Berlin: Qatar's energy minister on Thursday called for oil-producing countries to boost investment in the oil and gas sector given a recovery in the price of oil, but said he did not back setting any specific targets for such investment.
Energy Minister Mohammed Al Sada said he expected the issue to be addressed during a meeting of Opec and non-Opec countries in Algeria at the end of the month.
"While the oil price has been recovering, the only thing now is to see an adequate level of investment going back to the oil sector," Sada told Reuters ahead of a bilateral Qatar-German investment conference.
Boosting investment was important to ensure secure oil supplies in the future, he said, noting that failing to invest now would have consequences in two to three years.
Sada said he did not favour setting specific investment targets, since that could distort the market.
"From the government point of view, we would like to act as a catalyst. If there are bottlenecks or hurdles, we will work hand in hand with investors, but we leave it to the market to determine the level of investment," he said.
State energy giant Qatar Petroleum in May said it will push ahead with its strategy to boost production and acquire foreign assets to be on par with oil majors, its chief executive said.

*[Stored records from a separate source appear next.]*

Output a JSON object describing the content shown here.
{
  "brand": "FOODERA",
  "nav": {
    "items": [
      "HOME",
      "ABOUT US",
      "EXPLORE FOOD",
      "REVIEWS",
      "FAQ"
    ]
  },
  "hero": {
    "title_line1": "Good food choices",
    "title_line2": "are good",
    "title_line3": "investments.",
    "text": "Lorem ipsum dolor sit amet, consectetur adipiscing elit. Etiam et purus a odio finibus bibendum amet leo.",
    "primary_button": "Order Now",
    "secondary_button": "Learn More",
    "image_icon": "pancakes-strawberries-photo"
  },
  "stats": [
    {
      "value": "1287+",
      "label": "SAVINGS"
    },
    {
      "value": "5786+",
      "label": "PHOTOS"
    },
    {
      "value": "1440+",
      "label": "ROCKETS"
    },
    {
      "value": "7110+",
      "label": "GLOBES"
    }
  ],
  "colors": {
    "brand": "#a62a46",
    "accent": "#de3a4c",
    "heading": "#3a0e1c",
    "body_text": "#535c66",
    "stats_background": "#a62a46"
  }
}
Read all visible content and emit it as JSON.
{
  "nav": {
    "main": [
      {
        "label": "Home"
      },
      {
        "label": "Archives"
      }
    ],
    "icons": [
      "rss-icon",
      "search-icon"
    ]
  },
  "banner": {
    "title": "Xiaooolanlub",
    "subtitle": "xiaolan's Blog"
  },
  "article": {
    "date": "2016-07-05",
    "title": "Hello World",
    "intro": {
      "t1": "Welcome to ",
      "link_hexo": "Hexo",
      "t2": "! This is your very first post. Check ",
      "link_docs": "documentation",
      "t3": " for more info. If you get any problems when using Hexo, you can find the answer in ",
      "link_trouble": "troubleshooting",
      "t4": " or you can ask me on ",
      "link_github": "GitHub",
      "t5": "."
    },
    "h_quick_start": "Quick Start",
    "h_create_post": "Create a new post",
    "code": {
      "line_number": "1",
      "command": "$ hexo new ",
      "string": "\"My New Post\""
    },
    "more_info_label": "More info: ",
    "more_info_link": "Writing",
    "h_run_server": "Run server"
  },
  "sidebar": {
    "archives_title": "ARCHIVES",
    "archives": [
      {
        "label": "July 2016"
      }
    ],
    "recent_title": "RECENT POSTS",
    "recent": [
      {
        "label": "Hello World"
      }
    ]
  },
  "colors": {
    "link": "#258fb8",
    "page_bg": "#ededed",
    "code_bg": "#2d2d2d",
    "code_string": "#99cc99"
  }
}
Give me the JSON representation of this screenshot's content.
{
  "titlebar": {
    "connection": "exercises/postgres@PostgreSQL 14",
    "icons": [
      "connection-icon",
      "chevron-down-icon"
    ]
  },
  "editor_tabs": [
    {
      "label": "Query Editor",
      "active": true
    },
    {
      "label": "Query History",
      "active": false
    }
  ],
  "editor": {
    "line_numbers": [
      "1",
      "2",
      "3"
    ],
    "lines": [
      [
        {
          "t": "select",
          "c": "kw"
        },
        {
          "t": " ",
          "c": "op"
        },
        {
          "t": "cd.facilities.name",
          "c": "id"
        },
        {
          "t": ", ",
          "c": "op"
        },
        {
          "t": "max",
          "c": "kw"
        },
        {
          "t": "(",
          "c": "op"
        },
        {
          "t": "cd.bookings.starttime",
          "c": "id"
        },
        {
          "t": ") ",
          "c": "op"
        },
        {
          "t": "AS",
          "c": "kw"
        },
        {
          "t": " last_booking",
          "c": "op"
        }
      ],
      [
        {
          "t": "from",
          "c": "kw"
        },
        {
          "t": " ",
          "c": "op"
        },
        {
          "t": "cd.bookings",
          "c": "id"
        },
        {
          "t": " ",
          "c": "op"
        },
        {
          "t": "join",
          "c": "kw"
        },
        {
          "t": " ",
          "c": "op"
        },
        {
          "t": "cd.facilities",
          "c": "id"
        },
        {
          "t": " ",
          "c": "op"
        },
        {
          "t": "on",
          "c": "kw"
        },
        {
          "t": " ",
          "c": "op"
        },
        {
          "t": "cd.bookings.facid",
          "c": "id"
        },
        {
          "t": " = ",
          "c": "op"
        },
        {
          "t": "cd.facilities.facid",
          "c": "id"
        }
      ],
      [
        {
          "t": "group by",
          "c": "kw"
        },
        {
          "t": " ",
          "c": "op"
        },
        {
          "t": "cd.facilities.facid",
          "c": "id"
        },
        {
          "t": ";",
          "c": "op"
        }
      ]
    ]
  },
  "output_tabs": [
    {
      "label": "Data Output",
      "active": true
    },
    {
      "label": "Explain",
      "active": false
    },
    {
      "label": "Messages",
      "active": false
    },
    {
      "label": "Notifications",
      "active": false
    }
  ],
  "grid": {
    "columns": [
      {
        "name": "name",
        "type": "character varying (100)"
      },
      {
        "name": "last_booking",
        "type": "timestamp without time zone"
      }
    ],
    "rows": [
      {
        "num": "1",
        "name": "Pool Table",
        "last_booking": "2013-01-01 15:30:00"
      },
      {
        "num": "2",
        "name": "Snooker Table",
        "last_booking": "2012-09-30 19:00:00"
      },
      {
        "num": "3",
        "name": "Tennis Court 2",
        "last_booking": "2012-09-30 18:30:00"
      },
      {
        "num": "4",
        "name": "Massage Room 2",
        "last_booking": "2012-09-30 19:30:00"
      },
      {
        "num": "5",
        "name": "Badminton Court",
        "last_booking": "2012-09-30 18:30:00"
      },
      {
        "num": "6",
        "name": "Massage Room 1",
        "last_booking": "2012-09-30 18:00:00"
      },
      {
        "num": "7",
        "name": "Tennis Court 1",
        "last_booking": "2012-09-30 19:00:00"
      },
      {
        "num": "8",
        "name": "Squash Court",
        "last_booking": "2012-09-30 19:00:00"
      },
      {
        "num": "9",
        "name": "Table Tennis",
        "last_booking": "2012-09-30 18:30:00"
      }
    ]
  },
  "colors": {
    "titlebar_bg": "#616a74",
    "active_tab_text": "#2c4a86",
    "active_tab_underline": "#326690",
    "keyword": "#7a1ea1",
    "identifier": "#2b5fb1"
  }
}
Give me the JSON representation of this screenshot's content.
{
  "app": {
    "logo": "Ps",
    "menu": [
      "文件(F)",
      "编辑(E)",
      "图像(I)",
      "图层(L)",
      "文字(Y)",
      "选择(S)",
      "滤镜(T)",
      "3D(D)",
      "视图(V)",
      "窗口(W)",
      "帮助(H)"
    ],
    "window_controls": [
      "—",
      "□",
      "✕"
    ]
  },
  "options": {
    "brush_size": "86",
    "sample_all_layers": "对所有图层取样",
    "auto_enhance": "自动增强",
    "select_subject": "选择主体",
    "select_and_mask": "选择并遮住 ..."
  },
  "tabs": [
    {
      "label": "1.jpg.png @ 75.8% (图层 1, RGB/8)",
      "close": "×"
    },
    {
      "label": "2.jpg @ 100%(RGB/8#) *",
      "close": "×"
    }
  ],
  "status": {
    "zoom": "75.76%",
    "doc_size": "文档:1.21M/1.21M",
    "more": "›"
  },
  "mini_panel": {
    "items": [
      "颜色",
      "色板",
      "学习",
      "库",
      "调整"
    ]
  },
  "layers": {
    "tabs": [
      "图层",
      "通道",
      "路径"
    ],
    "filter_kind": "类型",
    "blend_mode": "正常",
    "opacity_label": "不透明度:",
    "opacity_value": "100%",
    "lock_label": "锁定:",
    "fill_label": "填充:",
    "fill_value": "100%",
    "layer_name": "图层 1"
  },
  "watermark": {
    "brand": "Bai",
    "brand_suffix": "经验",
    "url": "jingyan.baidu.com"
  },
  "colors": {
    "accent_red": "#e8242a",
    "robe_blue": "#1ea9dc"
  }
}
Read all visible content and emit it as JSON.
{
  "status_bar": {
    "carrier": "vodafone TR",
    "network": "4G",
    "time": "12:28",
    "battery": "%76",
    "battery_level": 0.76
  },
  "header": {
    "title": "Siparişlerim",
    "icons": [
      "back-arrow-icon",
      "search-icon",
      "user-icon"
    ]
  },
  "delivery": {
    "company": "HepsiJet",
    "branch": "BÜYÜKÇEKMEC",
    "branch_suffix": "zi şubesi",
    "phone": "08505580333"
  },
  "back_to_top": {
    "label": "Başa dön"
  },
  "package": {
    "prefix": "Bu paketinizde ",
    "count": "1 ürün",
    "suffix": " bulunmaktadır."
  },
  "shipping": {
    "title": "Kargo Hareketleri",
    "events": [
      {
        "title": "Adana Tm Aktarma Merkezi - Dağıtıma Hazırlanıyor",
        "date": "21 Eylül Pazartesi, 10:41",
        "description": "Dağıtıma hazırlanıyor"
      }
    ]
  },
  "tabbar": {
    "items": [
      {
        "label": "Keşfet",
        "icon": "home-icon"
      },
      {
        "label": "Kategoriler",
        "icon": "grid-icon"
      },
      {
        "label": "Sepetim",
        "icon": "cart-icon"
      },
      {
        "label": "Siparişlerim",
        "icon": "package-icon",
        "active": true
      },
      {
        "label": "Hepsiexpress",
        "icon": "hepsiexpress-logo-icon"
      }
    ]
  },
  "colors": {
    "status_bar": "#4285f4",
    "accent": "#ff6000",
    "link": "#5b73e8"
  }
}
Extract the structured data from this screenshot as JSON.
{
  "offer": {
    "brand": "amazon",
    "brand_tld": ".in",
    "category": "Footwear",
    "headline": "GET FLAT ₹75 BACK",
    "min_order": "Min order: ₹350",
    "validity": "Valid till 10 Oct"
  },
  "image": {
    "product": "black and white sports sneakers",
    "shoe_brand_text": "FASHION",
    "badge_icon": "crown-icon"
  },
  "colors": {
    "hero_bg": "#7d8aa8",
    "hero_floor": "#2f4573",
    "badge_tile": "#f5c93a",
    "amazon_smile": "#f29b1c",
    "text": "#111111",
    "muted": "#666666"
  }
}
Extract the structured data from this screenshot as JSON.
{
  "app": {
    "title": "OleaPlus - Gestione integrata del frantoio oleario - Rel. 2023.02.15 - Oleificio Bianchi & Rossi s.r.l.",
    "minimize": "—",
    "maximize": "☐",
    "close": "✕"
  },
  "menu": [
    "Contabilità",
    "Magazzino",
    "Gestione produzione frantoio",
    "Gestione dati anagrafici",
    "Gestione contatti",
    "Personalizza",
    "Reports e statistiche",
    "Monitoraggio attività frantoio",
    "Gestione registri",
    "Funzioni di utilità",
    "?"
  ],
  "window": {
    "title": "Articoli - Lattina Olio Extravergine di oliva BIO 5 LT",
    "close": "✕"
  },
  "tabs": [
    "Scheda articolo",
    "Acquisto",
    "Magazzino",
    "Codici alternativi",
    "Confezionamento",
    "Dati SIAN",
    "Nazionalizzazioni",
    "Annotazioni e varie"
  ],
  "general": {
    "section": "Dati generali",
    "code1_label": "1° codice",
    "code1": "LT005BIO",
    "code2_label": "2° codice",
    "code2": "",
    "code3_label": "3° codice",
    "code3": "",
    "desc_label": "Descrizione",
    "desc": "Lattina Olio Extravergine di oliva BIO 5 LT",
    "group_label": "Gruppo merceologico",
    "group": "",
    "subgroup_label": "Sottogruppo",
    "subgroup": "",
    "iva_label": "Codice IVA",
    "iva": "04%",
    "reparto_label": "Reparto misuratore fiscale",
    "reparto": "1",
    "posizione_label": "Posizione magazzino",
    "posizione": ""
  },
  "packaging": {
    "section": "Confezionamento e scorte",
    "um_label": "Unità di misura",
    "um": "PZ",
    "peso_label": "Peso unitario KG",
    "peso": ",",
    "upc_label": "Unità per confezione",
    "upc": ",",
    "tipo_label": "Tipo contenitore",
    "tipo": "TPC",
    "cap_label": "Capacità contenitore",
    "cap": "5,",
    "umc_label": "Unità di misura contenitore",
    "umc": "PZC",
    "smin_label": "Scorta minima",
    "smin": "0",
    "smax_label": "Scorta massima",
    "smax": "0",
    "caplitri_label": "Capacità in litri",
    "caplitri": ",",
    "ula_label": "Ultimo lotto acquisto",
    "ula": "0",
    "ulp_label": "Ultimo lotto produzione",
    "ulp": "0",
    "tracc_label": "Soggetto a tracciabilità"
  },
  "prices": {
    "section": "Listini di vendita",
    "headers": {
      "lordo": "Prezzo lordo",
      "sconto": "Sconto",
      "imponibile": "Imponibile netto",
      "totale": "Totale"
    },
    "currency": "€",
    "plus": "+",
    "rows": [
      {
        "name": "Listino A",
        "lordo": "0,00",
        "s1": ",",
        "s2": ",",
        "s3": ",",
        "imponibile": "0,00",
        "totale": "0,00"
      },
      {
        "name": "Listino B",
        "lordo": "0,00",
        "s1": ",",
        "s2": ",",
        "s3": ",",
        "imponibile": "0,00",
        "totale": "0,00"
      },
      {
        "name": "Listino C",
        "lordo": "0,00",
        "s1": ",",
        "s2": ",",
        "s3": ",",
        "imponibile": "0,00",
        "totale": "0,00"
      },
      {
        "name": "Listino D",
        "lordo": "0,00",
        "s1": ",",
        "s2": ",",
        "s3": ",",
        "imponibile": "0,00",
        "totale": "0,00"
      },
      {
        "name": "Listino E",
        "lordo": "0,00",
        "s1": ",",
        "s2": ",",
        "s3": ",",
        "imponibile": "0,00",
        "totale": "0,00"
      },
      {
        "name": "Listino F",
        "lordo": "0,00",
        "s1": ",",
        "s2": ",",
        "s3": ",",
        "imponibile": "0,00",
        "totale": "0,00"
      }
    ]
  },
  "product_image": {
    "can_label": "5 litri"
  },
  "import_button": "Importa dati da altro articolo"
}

Sada also cited Qatar's plans to boost production of liquefied natural gas from 77 million tonnes to 100 million tonnes a year as evidence of its commitment to invest in the sector.
Meanwhile, another report said Qatar's energy minister threw his support behind the possible cooperation of Qatar Petroleum, the world's top supplier of liquefied natural gas (LNG), on a potential German LNG terminal.
Al Sada told Reuters that discussions were under way but it would be premature to talk about any specific investment terms because that would depend on the size of the terminal.
On Wednesday Qatar Petroleum said it was in talks with Germany's RWE and rival Uniper about cooperating on a potential LNG terminal.
"As a matter of principle, Qatar is interested," the minister told Reuters.
Al Sada said Qatar was also keen to export LNG to Germany, highlighting the environmental advantages of LNG, the reliability of Qatar's deliveries and that it could help Germany to diversify its energy supply.
But he said that Qatar does not want to crowd out other suppliers, adding: "There will be room for everybody's gas."
Germany, Europe's largest energy consumer, shelved plans for an LNG terminal of its own a few years ago, with major operators instead participating in foreign projects, including Rotterdam's Gate terminal.
However, talks about a German terminal have been revived as global LNG flows increase and ahead of looming requirements for cleaner fuels.
A consortium comprising Dutch gas network operator Gasunie , German tank storage provider Oiltanking and Dutch oil and chemical storage company Vopak is trying to get such a project off the ground.
A funding decision by the consortium, dubbed German LNG Terminal, is expected by the end of 2019.